WHAT THIS TASK INVOLVES:
Starting at the first line and ending at the last, reproduce the records below exactly.

BEGIN

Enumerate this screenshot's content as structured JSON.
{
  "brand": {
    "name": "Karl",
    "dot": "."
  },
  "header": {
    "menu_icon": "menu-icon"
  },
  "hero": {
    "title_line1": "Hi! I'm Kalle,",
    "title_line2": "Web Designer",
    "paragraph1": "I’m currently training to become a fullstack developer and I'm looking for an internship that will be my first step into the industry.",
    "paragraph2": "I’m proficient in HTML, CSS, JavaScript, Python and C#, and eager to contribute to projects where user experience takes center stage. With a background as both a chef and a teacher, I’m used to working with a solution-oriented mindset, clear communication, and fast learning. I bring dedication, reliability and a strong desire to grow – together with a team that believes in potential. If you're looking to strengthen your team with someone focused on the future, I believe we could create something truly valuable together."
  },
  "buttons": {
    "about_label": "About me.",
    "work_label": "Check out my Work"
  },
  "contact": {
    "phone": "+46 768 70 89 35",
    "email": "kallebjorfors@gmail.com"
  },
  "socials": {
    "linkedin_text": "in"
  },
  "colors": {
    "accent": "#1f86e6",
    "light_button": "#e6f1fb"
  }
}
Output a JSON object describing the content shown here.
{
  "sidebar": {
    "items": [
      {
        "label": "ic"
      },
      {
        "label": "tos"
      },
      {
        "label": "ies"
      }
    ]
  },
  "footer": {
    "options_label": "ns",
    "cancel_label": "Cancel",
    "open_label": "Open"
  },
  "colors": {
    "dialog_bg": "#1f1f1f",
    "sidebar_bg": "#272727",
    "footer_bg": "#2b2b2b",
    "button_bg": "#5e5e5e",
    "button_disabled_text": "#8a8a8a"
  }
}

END

OUTPUT BELOW:
Enumerate this screenshot's content as structured JSON.
{
  "brand": {
    "name": "Karl",
    "dot": "."
  },
  "header": {
    "menu_icon": "menu-icon"
  },
  "hero": {
    "title_line1": "Hi! I'm Kalle,",
    "title_line2": "Web Designer",
    "paragraph1": "I’m currently training to become a fullstack developer and I'm looking for an internship that will be my first step into the industry.",
    "paragraph2": "I’m proficient in HTML, CSS, JavaScript, Python and C#, and eager to contribute to projects where user experience takes center stage. With a background as both a chef and a teacher, I’m used to working with a solution-oriented mindset, clear communication, and fast learning. I bring dedication, reliability and a strong desire to grow – together with a team that believes in potential. If you're looking to strengthen your team with someone focused on the future, I believe we could create something truly valuable together."
  },
  "buttons": {
    "about_label": "About me.",
    "work_label": "Check out my Work"
  },
  "contact": {
    "phone": "+46 768 70 89 35",
    "email": "kallebjorfors@gmail.com"
  },
  "socials": {
    "linkedin_text": "in"
  },
  "colors": {
    "accent": "#1f86e6",
    "light_button": "#e6f1fb"
  }
}
Output a JSON object describing the content shown here.
{
  "sidebar": {
    "items": [
      {
        "label": "ic"
      },
      {
        "label": "tos"
      },
      {
        "label": "ies"
      }
    ]
  },
  "footer": {
    "options_label": "ns",
    "cancel_label": "Cancel",
    "open_label": "Open"
  },
  "colors": {
    "dialog_bg": "#1f1f1f",
    "sidebar_bg": "#272727",
    "footer_bg": "#2b2b2b",
    "button_bg": "#5e5e5e",
    "button_disabled_text": "#8a8a8a"
  }
}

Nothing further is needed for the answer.